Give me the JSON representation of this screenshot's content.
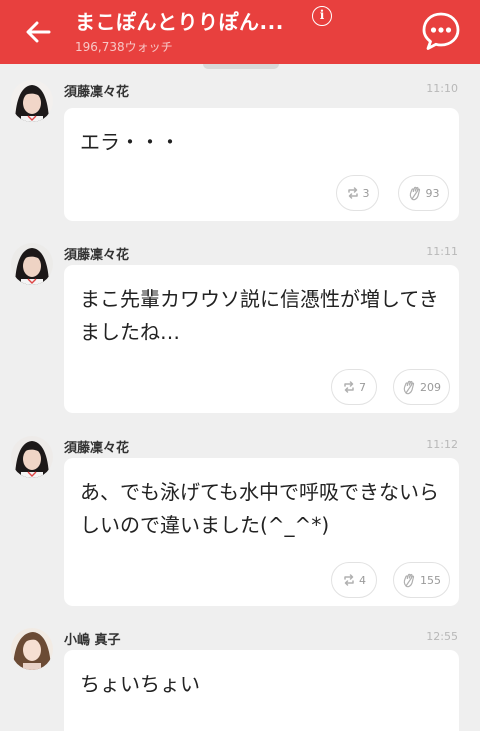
{
  "header": {
    "title": "まこぽんとりりぽん...",
    "watch_count": "196,738ウォッチ",
    "info_glyph": "i",
    "back_icon": "arrow-left-icon",
    "chat_icon": "chat-bubble-icon"
  },
  "colors": {
    "header_bg": "#e8403e",
    "background": "#efefef",
    "card": "#ffffff"
  },
  "posts": [
    {
      "author": "須藤凜々花",
      "time": "11:10",
      "text": "エラ・・・",
      "retalk_count": "3",
      "applause_count": "93"
    },
    {
      "author": "須藤凜々花",
      "time": "11:11",
      "text": "まこ先輩カワウソ説に信憑性が増してきましたね…",
      "retalk_count": "7",
      "applause_count": "209"
    },
    {
      "author": "須藤凜々花",
      "time": "11:12",
      "text": "あ、でも泳げても水中で呼吸できないらしいので違いました(^_^*)",
      "retalk_count": "4",
      "applause_count": "155"
    },
    {
      "author": "小嶋 真子",
      "time": "12:55",
      "text": "ちょいちょい"
    }
  ]
}
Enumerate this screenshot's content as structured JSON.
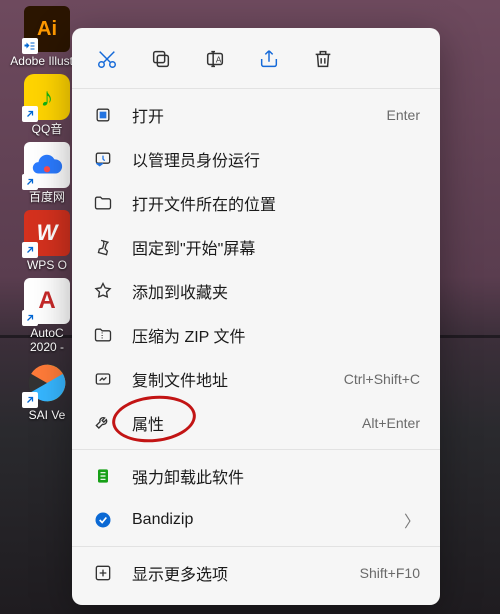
{
  "desktop": {
    "icons": [
      {
        "label": "Adobe Illustra",
        "bg": "#2b1500",
        "glyph": "Ai",
        "glyph_color": "#ff9a00"
      },
      {
        "label": "QQ音",
        "bg": "#ffd400",
        "glyph": "♪",
        "glyph_color": "#12b312"
      },
      {
        "label": "百度网",
        "bg": "#ffffff",
        "glyph": "☁",
        "glyph_color": "#2b7bff"
      },
      {
        "label": "WPS O",
        "bg": "#d4311e",
        "glyph": "W",
        "glyph_color": "#ffffff"
      },
      {
        "label": "AutoC\n2020 -",
        "bg": "#ffffff",
        "glyph": "A",
        "glyph_color": "#c62828"
      },
      {
        "label": "SAI Ve",
        "bg": "#222",
        "glyph": "●",
        "glyph_color": "#8be04e"
      }
    ]
  },
  "toolbar": {
    "cut": "cut-icon",
    "copy": "copy-icon",
    "rename": "rename-icon",
    "share": "share-icon",
    "delete": "delete-icon"
  },
  "menu": {
    "items": [
      {
        "icon": "open-icon",
        "label": "打开",
        "shortcut": "Enter"
      },
      {
        "icon": "shield-icon",
        "label": "以管理员身份运行"
      },
      {
        "icon": "folder-icon",
        "label": "打开文件所在的位置"
      },
      {
        "icon": "pin-icon",
        "label": "固定到\"开始\"屏幕"
      },
      {
        "icon": "star-icon",
        "label": "添加到收藏夹"
      },
      {
        "icon": "zip-icon",
        "label": "压缩为 ZIP 文件"
      },
      {
        "icon": "copypath-icon",
        "label": "复制文件地址",
        "shortcut": "Ctrl+Shift+C"
      },
      {
        "icon": "wrench-icon",
        "label": "属性",
        "shortcut": "Alt+Enter"
      },
      {
        "icon": "uninstall-icon",
        "label": "强力卸载此软件",
        "color": "#17a017"
      },
      {
        "icon": "bandizip-icon",
        "label": "Bandizip",
        "submenu": true,
        "color": "#0b69d4"
      },
      {
        "icon": "more-icon",
        "label": "显示更多选项",
        "shortcut": "Shift+F10"
      }
    ]
  }
}
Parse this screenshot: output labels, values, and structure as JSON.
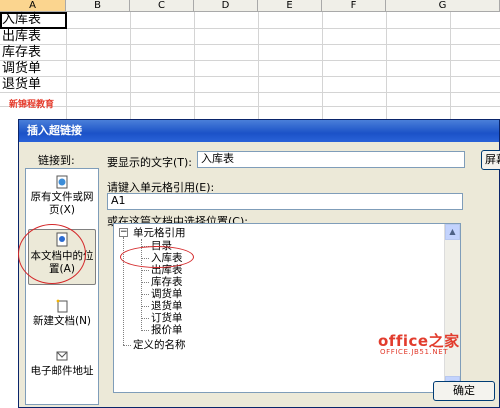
{
  "sheet": {
    "columns": [
      "A",
      "B",
      "C",
      "D",
      "E",
      "F",
      "G"
    ],
    "cells": [
      "入库表",
      "出库表",
      "库存表",
      "调货单",
      "退货单"
    ],
    "small_note": "新锦程教育"
  },
  "dialog": {
    "title": "插入超链接",
    "link_to_label": "链接到:",
    "nav": {
      "existing": "原有文件或网页(X)",
      "this_doc": "本文档中的位置(A)",
      "new_doc": "新建文档(N)",
      "email": "电子邮件地址"
    },
    "text_to_display_label": "要显示的文字(T):",
    "text_to_display_value": "入库表",
    "screen_tip_button": "屏幕",
    "cell_ref_label": "请键入单元格引用(E):",
    "cell_ref_value": "A1",
    "place_label": "或在这篇文档中选择位置(C):",
    "tree": {
      "root": "单元格引用",
      "items": [
        "目录",
        "入库表",
        "出库表",
        "库存表",
        "调货单",
        "退货单",
        "订货单",
        "报价单"
      ],
      "defined_names": "定义的名称"
    },
    "ok_button": "确定"
  },
  "watermark": {
    "main": "office之家",
    "sub": "OFFICE.JB51.NET"
  },
  "colors": {
    "titlebar": "#1b52c7",
    "annotation": "#d4282a",
    "dialog_bg": "#ece9d8"
  }
}
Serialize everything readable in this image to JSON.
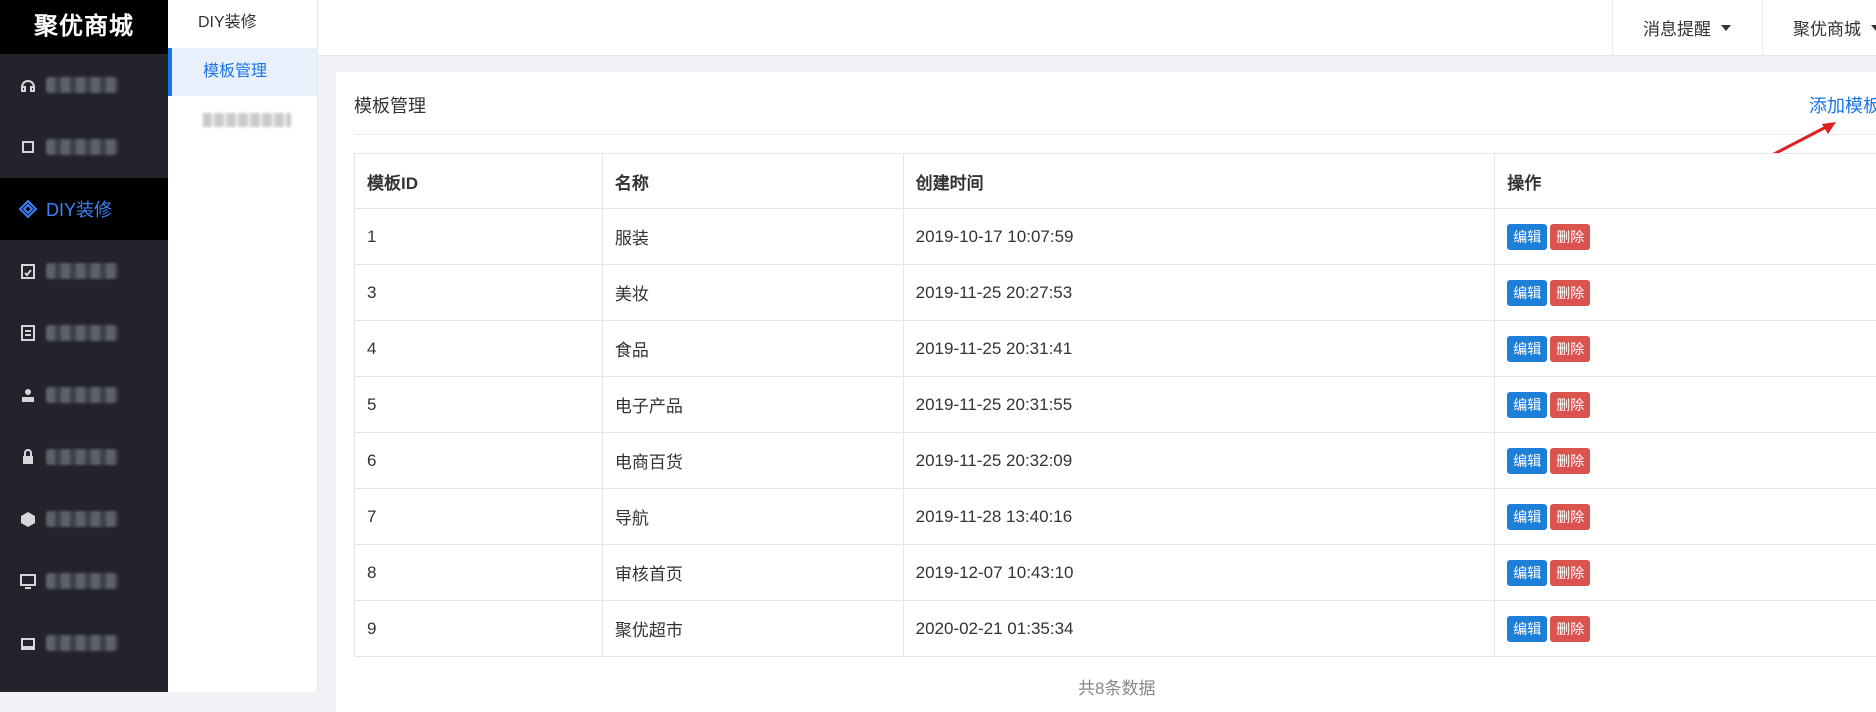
{
  "brand": "聚优商城",
  "sidebar": {
    "items": [
      {
        "label": "",
        "icon": "headset-icon",
        "blurred": true
      },
      {
        "label": "",
        "icon": "box-icon",
        "blurred": true
      },
      {
        "label": "DIY装修",
        "icon": "diy-icon",
        "blurred": false,
        "active": true
      },
      {
        "label": "",
        "icon": "report-icon",
        "blurred": true
      },
      {
        "label": "",
        "icon": "document-icon",
        "blurred": true
      },
      {
        "label": "",
        "icon": "user-manage-icon",
        "blurred": true
      },
      {
        "label": "",
        "icon": "lock-icon",
        "blurred": true
      },
      {
        "label": "",
        "icon": "cube-icon",
        "blurred": true
      },
      {
        "label": "",
        "icon": "monitor-icon",
        "blurred": true
      },
      {
        "label": "",
        "icon": "desk-icon",
        "blurred": true
      }
    ]
  },
  "subsidebar": {
    "title": "DIY装修",
    "items": [
      {
        "label": "模板管理",
        "active": true
      },
      {
        "label": "",
        "blurred": true
      }
    ]
  },
  "header": {
    "notifications": "消息提醒",
    "account": "聚优商城"
  },
  "main": {
    "title": "模板管理",
    "add_link": "添加模板",
    "columns": [
      "模板ID",
      "名称",
      "创建时间",
      "操作"
    ],
    "rows": [
      {
        "id": "1",
        "name": "服装",
        "created": "2019-10-17 10:07:59"
      },
      {
        "id": "3",
        "name": "美妆",
        "created": "2019-11-25 20:27:53"
      },
      {
        "id": "4",
        "name": "食品",
        "created": "2019-11-25 20:31:41"
      },
      {
        "id": "5",
        "name": "电子产品",
        "created": "2019-11-25 20:31:55"
      },
      {
        "id": "6",
        "name": "电商百货",
        "created": "2019-11-25 20:32:09"
      },
      {
        "id": "7",
        "name": "导航",
        "created": "2019-11-28 13:40:16"
      },
      {
        "id": "8",
        "name": "审核首页",
        "created": "2019-12-07 10:43:10"
      },
      {
        "id": "9",
        "name": "聚优超市",
        "created": "2020-02-21 01:35:34"
      }
    ],
    "edit_label": "编辑",
    "delete_label": "删除",
    "total": "共8条数据"
  },
  "colors": {
    "sidebar_bg": "#22232b",
    "active_blue": "#1a73e8",
    "edit_button": "#1e7fd8",
    "delete_button": "#d9534f",
    "annotation_arrow": "#e02020"
  }
}
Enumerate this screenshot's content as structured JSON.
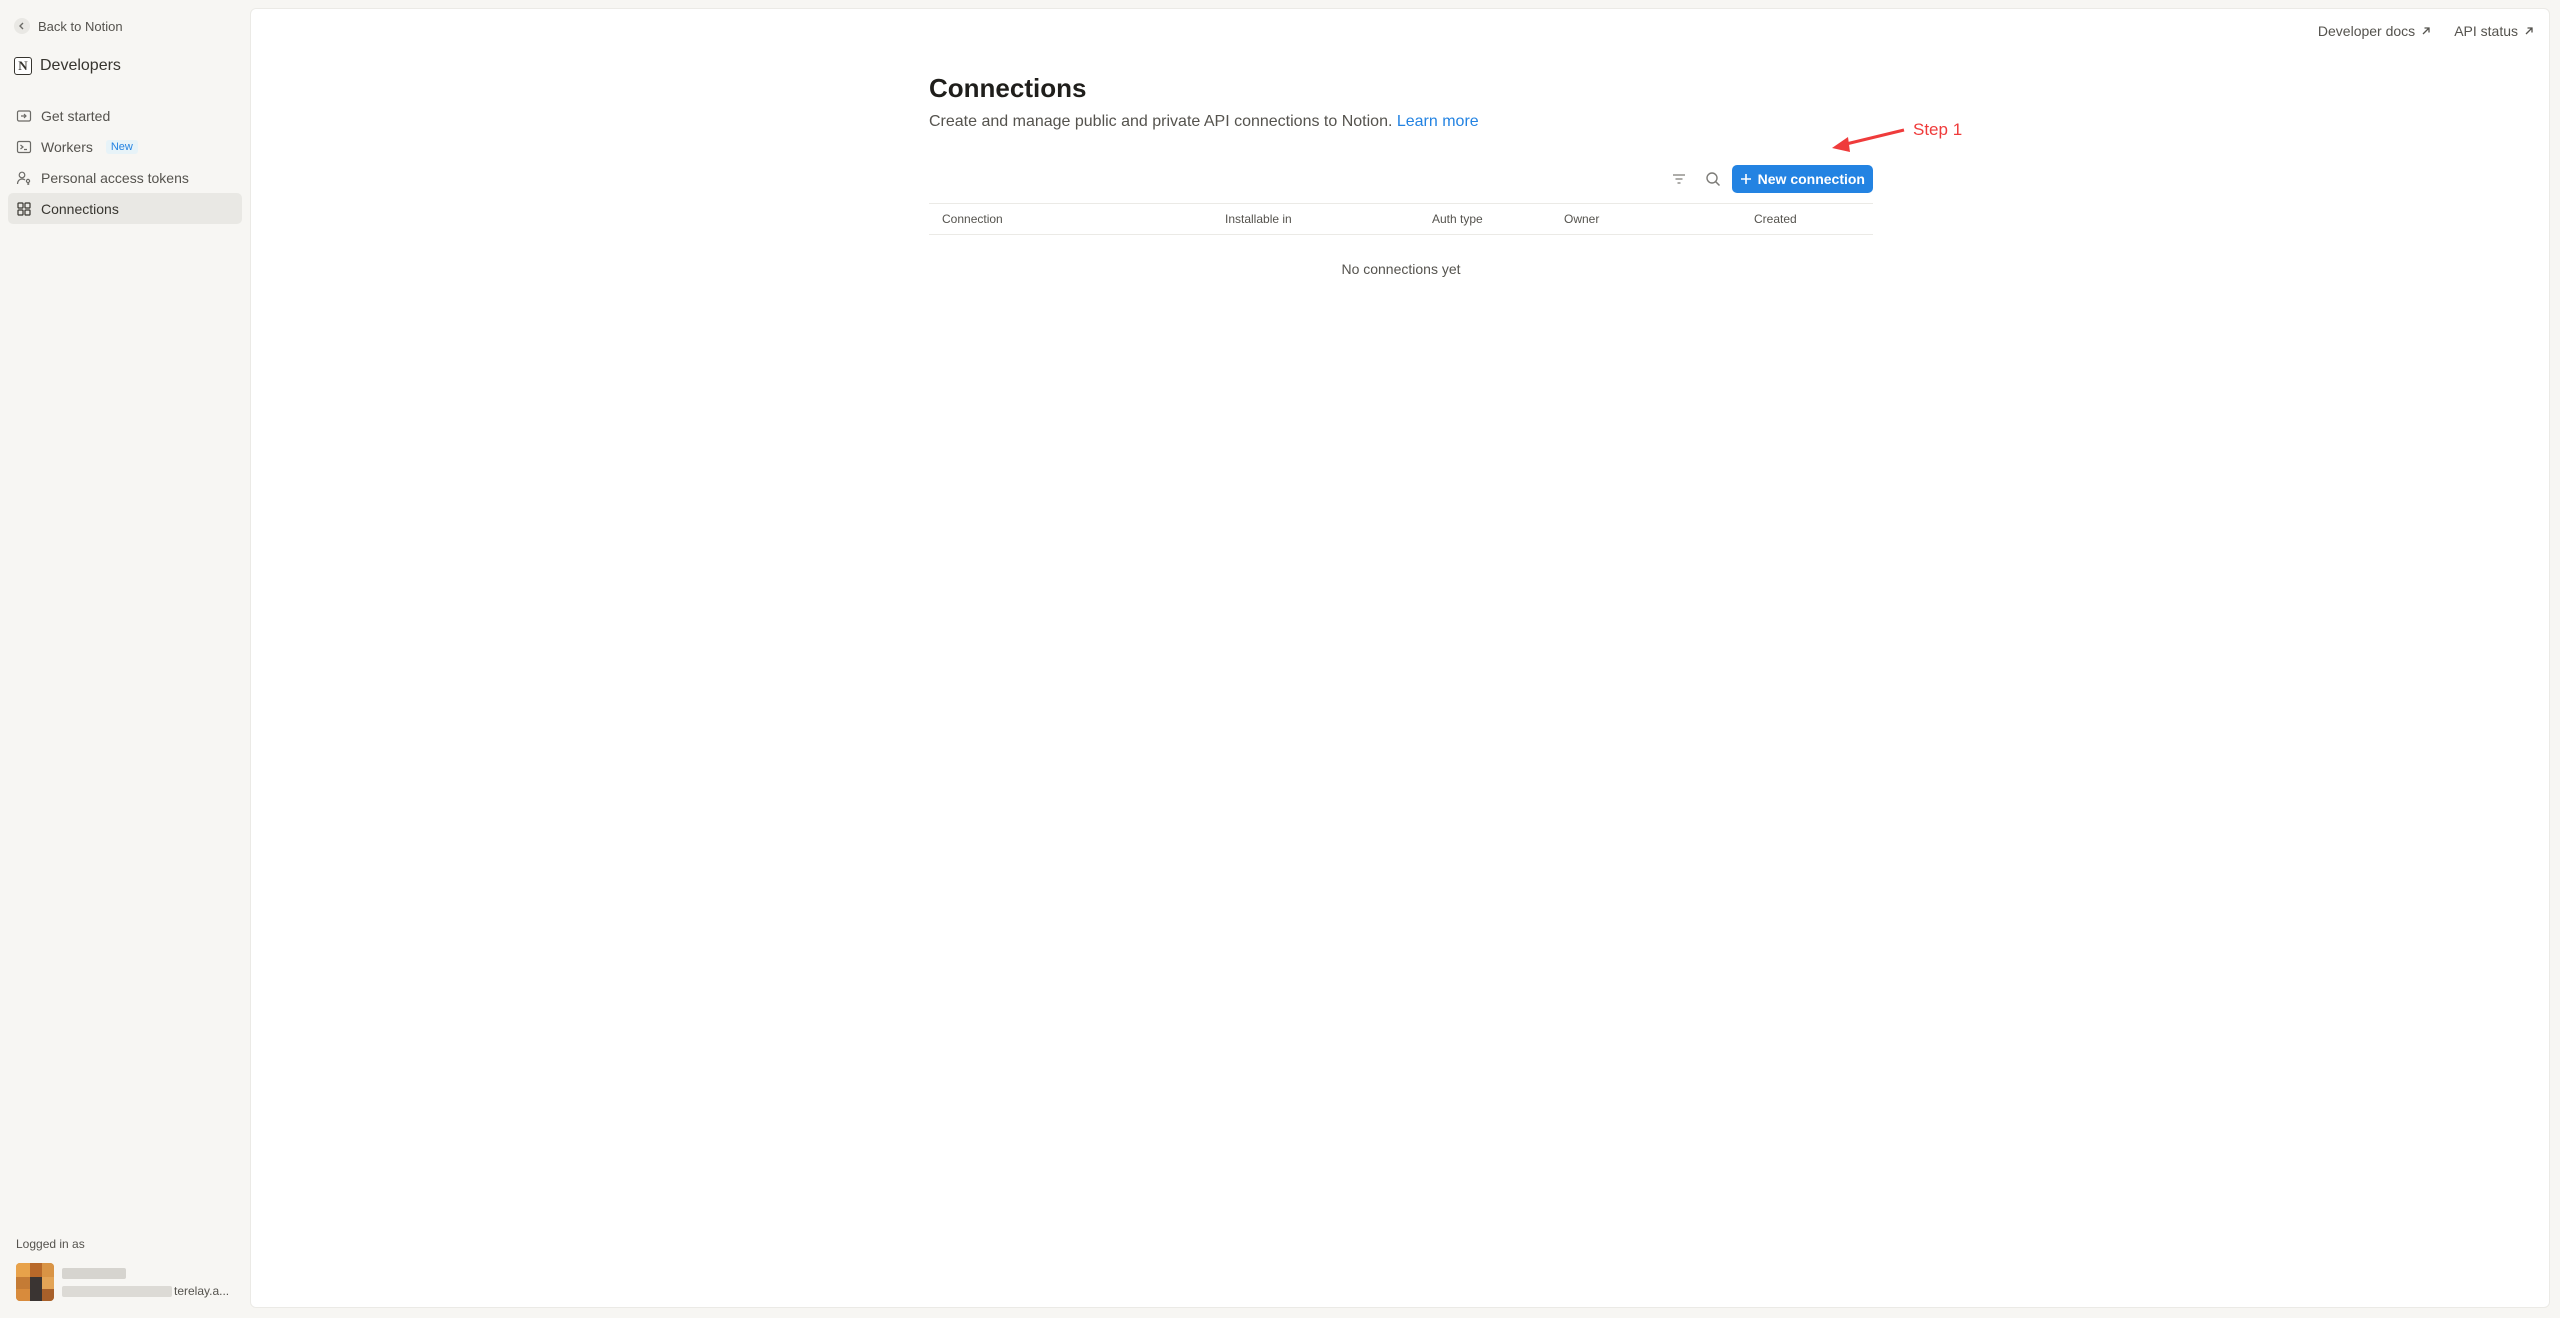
{
  "sidebar": {
    "back_label": "Back to Notion",
    "brand_title": "Developers",
    "items": [
      {
        "label": "Get started",
        "icon": "enter-icon"
      },
      {
        "label": "Workers",
        "icon": "terminal-icon",
        "badge": "New"
      },
      {
        "label": "Personal access tokens",
        "icon": "user-key-icon"
      },
      {
        "label": "Connections",
        "icon": "grid-icon",
        "active": true
      }
    ],
    "logged_in_label": "Logged in as",
    "email_visible_tail": "terelay.a..."
  },
  "header": {
    "links": [
      {
        "label": "Developer docs",
        "icon": "external-link-icon"
      },
      {
        "label": "API status",
        "icon": "external-link-icon"
      }
    ]
  },
  "main": {
    "title": "Connections",
    "subtitle": "Create and manage public and private API connections to Notion.",
    "learn_more": "Learn more",
    "new_button_label": "New connection",
    "table": {
      "columns": [
        "Connection",
        "Installable in",
        "Auth type",
        "Owner",
        "Created"
      ],
      "empty_text": "No connections yet"
    }
  },
  "annotation": {
    "label": "Step 1",
    "color": "#ef3b3b"
  },
  "colors": {
    "accent": "#2383e2",
    "sidebar_bg": "#f7f6f3",
    "text": "#37352f"
  }
}
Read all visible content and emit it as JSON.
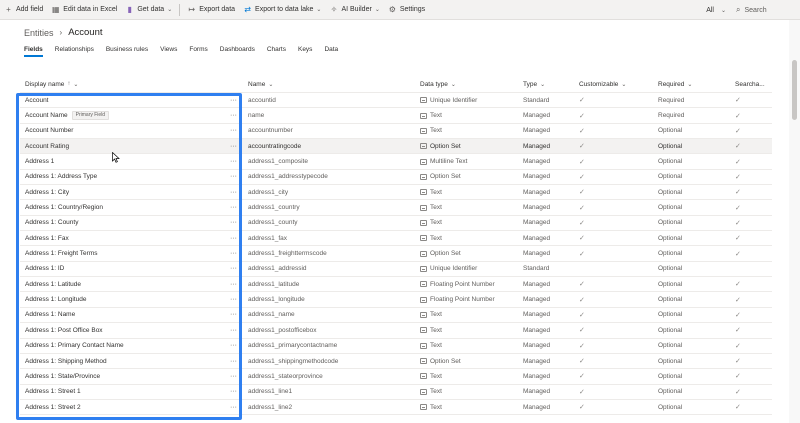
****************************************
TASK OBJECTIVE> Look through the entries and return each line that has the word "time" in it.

PROBLEM SOLUTION>
      "time": "11:10",
      "time": "11:11",
      "time": "11:12",
      "time": "12:55",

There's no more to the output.